» WHAT TO WORK ON:
Please count the lines in the data below that mention the word "Specialism", then give only the total.

» EXTRACTED RECORDS:
++++++++
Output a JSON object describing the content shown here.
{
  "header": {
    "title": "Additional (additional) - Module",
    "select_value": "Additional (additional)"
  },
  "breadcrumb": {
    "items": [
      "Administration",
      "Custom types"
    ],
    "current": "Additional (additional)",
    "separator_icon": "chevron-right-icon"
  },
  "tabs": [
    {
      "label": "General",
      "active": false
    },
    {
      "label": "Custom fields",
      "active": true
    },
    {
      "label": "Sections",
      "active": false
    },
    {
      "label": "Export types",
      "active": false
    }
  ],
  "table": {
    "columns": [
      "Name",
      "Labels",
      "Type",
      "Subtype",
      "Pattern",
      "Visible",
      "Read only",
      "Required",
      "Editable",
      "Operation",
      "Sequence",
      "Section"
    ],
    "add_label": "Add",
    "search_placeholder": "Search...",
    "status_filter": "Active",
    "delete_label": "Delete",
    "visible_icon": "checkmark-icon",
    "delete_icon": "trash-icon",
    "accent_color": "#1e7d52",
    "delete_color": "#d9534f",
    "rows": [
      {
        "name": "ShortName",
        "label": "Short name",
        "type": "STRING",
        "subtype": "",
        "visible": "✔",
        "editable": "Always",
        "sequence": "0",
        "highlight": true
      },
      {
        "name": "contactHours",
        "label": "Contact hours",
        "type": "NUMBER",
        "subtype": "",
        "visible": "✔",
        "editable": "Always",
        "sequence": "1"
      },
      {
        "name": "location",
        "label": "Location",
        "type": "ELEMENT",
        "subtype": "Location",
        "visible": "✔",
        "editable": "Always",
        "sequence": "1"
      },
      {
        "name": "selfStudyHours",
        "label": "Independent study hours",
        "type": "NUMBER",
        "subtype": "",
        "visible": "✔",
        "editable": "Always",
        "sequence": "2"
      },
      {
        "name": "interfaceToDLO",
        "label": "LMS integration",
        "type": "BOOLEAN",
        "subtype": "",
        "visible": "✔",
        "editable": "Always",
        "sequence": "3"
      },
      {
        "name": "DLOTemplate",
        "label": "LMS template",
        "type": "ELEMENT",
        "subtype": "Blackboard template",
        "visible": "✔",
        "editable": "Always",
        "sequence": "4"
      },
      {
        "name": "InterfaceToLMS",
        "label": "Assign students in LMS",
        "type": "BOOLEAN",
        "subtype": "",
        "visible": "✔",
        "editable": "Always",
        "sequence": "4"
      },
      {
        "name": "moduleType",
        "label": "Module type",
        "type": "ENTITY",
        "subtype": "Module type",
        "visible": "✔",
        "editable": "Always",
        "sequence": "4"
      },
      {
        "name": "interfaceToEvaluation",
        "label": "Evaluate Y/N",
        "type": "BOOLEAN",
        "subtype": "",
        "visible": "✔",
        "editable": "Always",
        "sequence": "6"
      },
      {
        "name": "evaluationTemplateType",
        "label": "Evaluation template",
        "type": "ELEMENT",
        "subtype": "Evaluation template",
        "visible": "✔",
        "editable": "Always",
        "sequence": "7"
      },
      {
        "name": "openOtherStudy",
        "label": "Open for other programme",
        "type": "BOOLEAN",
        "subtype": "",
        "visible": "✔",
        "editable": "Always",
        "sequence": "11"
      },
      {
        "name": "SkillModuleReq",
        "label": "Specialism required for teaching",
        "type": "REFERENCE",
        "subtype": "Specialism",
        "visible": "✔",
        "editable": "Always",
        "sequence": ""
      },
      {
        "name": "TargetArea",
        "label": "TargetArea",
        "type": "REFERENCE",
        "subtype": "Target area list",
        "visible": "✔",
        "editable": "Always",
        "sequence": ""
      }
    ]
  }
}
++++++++
» RESULT BELOW:
2